Power becomes visible but is divisible between its capitalist functionaries. There is no single authority. Therein, solidarity gives way for individuality as a false sense of fraternity. Newer generations are born into a world which Gordon 9 they take for granted past luxuries, for present necessity. The liberty of industrial capitalism only revealed the oceanic depth of authority. Man’s self-image influenced gazing at the societal mirroring of narcissistic capital power, plunges into its depths—for s/he cannot make out their own image from the bottom. Honest men are overwhelmed by the romise of possessing an image that is safe from their own opinion.
Liberty misread as luxury and capitalism waging that freedom over necessity, has led man’s labour to work outside of his/her nature. And in doing so, alienated him or her from his own internal properties to perceive their beauty. Whereby, man chooses to fend for his capital, than fight for the liberties of others. S/he becomes part of the machine, and therein takes on its image.
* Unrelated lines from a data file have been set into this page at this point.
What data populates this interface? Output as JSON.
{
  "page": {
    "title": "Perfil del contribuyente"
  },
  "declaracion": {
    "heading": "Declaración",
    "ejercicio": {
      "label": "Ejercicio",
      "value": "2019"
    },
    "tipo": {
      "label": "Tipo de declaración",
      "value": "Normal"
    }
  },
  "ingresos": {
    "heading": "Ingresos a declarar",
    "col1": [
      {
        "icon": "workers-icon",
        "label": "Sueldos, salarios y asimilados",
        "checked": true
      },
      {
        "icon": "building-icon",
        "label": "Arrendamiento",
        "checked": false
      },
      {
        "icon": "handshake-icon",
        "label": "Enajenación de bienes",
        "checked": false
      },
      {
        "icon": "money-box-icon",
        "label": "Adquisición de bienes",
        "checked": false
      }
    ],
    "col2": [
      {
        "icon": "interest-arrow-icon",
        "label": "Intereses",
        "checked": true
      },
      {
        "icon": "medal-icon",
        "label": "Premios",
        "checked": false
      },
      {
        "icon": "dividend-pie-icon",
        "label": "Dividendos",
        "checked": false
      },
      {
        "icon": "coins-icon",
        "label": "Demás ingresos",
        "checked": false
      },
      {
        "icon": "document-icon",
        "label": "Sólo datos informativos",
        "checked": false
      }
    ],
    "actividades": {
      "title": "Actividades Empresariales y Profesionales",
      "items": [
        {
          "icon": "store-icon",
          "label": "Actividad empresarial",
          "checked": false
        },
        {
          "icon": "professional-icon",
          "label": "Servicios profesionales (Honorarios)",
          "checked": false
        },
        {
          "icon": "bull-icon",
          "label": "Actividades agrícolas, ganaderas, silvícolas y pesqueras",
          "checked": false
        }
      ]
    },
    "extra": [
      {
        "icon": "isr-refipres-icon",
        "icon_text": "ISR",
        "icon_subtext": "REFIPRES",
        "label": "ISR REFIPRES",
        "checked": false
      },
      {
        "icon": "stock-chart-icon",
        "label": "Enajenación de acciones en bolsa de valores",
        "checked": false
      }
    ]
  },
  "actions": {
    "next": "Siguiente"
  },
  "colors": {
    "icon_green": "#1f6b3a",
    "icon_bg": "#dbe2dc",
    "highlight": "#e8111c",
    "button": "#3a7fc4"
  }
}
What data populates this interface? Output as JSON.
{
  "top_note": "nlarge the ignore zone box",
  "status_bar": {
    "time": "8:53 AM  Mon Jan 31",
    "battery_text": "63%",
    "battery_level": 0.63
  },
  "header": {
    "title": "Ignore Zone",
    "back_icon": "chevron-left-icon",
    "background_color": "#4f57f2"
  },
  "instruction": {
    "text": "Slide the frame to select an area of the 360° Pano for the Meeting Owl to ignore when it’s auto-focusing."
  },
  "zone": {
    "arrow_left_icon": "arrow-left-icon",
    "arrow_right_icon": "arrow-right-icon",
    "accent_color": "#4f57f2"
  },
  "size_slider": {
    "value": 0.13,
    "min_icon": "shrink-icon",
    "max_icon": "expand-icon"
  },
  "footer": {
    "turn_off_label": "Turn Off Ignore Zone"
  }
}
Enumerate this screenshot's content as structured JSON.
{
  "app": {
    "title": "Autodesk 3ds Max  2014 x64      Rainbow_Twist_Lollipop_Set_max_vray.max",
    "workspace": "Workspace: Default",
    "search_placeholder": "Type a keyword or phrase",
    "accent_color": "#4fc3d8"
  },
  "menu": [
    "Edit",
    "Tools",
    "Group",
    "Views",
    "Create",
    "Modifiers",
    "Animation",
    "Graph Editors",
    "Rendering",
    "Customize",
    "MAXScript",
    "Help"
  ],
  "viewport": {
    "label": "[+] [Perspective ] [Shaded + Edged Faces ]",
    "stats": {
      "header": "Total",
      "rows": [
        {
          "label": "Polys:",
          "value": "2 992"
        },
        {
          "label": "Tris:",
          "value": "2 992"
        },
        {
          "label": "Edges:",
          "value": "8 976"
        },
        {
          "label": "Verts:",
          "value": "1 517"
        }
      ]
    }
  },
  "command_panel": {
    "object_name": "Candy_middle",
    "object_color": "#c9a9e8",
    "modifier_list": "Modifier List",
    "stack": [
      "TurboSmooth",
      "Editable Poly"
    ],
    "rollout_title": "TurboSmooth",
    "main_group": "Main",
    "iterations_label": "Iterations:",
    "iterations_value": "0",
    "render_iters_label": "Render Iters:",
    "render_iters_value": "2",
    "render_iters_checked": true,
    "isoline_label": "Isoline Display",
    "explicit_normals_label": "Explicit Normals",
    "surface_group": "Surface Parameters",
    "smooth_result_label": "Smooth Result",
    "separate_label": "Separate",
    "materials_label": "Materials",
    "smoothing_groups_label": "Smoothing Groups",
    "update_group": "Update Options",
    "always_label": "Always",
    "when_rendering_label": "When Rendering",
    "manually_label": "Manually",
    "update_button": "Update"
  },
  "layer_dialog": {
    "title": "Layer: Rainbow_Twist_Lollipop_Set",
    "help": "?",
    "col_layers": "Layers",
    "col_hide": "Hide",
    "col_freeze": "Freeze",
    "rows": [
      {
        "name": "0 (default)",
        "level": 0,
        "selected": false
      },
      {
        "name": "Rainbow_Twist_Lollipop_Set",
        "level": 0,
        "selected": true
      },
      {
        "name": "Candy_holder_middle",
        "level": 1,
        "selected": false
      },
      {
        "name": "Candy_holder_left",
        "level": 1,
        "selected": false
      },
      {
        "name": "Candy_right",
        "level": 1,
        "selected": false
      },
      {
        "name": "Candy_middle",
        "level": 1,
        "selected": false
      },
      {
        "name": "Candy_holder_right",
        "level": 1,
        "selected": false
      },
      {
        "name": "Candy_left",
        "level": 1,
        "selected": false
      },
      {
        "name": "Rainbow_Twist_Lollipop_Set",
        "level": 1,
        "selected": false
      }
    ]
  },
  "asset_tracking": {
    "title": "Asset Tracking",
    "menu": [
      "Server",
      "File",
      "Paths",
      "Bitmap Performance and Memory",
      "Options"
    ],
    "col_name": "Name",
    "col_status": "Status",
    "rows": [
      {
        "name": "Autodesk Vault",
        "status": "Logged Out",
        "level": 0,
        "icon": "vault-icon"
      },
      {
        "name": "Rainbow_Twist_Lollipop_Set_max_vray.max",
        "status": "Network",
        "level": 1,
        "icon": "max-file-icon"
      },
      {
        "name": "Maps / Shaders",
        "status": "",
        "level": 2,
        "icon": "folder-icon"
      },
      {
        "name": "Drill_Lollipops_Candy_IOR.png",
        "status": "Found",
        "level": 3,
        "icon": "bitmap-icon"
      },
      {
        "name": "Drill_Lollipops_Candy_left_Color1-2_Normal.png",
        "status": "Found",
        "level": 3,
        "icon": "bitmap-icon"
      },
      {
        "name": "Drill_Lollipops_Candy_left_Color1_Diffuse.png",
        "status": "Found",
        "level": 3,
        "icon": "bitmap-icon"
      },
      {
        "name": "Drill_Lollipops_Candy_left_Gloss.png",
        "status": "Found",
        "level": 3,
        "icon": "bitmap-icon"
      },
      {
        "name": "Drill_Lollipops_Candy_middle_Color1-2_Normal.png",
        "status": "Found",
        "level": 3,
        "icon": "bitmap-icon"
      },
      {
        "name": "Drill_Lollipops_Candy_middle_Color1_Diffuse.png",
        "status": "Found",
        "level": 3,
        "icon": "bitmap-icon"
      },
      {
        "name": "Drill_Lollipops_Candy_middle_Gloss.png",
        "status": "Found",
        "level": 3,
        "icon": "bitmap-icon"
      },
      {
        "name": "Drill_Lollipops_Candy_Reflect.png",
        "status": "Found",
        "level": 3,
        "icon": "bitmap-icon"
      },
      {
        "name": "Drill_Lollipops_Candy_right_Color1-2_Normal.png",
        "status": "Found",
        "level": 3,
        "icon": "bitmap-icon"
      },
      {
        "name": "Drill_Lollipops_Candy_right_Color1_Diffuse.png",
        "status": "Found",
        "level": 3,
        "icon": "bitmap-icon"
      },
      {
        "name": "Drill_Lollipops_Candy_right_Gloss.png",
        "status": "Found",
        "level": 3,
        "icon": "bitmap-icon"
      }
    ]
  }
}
By what authority then, by what measurement, does man merit his good will as an act of freedom or state of necessity?
It is the ultimate sin to progress without people, but to coincide, s/he becomes part of power’s progress, one that is a body without people. Thus, in contrast, Marx saw man in the nineteenth century increasing alienated during periods of industrial capitalism but may be reunited under socialism, Zinn had viewed man becoming more self-alienated (and alienating) due to modernist ideologies of “political rhetoric” (Zinn, “Scholarship,” 507). Zinn believed the capital industry was powered by an underlying social grid of the “knowledge industry,” and political systems of rhetoric such as patriotism, communism, capitalism.
These malformed man’s conscience, separating his Gordon 10 fraternity for one another into the ideal consciousnesses of nations, elite groups, dominant state of things hold the reigns with man as its saddle. Therein, man must develop a conscience outside the epistemic ”compartmentalization” of hegemonic ideologues. Yet in his/her pursuit, are meet with counterintuitive measures at the level of the university. Such institutions are grounded firmly enough that one needs “to dig beneath the abstractions so our fellow citizens can make judgements on the particular realities beneath political rhetoric” (507).